The Film Corner project also hosted an Italian day: “Tra vedere e fare. Storie e testimonianze di film education”. Among the institutions involved in the round table there were Fondazione AAMOD-Archivio Audiovisivo del Movimento Ooperaio e Democratico, Nuovo Fantarca, University of Udine, University of Padua, Sinapsi Produzioni Partecipate, Cinemovel Foundation, Lanterne Magiche – Regione Toscana, Fondazione Cineteca di Bologna and Cineforum Teramo.
The idea of film education depends on the context (national contexts, educational contexts, cultural contexts) in which it is delivered. Being European means to be plural: but can a pluralist approach in film education be maintained and how does it relate to the search for a common framework of film education, particularly when there are many different conceptions of film education across Europe? Perhaps key areas of cooperation might aim at identifying suitable measurement methodologies, impact, results and outputs among different institutions in order to produce better projects, find better methodologies and better evaluation frameworks.
These thumbnail sketches of the seminars does not fully justify the depth of discussion which took place in each one, nor do they highlight the complexity of the issues which were raised.
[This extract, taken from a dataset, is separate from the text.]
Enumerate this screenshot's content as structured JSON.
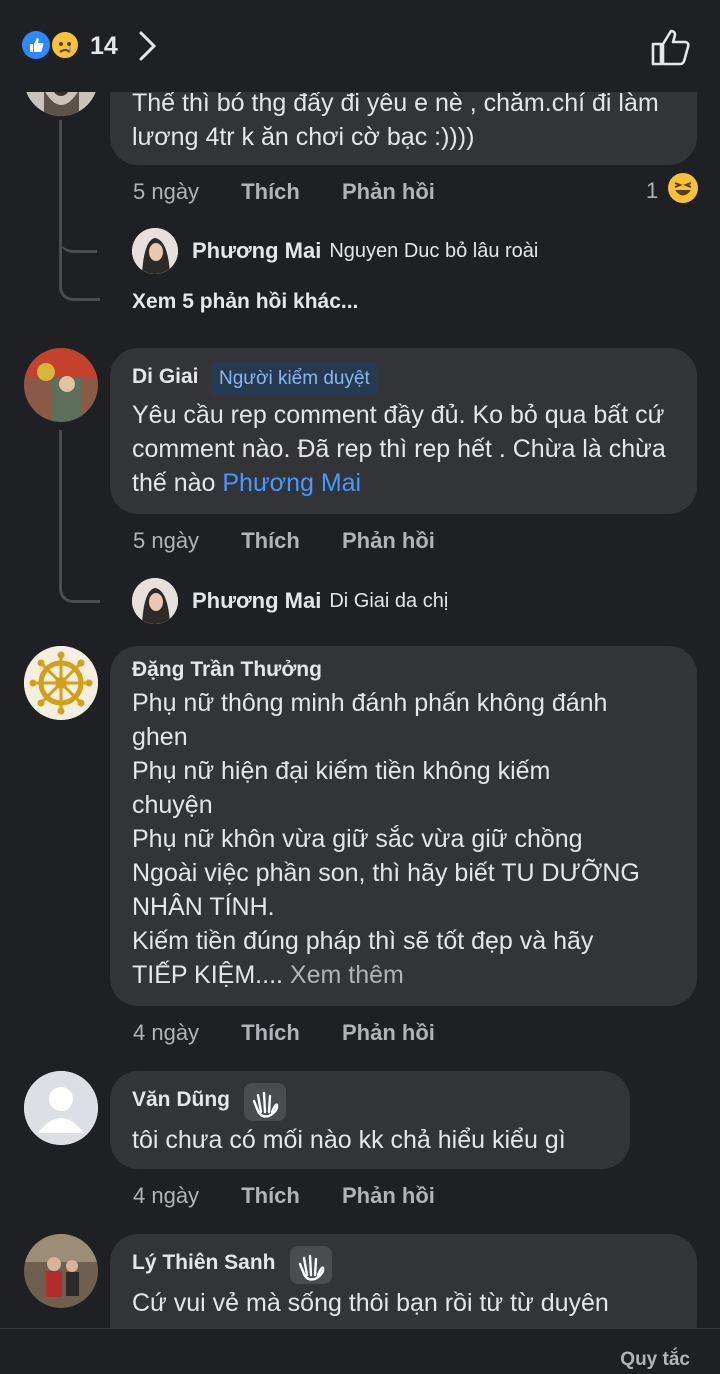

Whilst there is talk of a return to normality, or the need to live in a new normality, the idea of where next for film education will need to be considered within the current context. The use of zoom or similar technologies for running conferences, whilst lacking that important face-to-face experience, does at least allow for greater participation by those who would find it difficult to attend events in other countries. How important is the development of more interactive ways of teaching as exemplified by our online examples? What is the future role of cinema in film education? These amongst many other questions were addressed in the seminars. The answer to such questions will continue to occupy us for quite some time in the future.
Recordings of the conference available here.
Find out more about the Film Corner Project.
“Film Education. Rethinking the future – The Film Corner international Online Conference” took place from 22 October to 5 November 2020 as part of the 13th edition of the Piccolo Grande Cinema festival to focus on the role of film education in a changing world. The conference took place in the framework of the “The Film Corner” project, co-financed by the Creative Europe program of the European Union, MI, the Italian Ministry of Education and MIBACT, the Italian Ministry of Culture and promoted by Fondazione Cineteca Italiana, The Film Space, Jugoslovenska Kinoteka, The Georgian National Film Center, Otok Institute, The Nerve Centre and the University of Milano-Bicocca.
Article written by:
Fondazione Cineteca Italiana
Fondazione Cineteca Italiana
The Film Space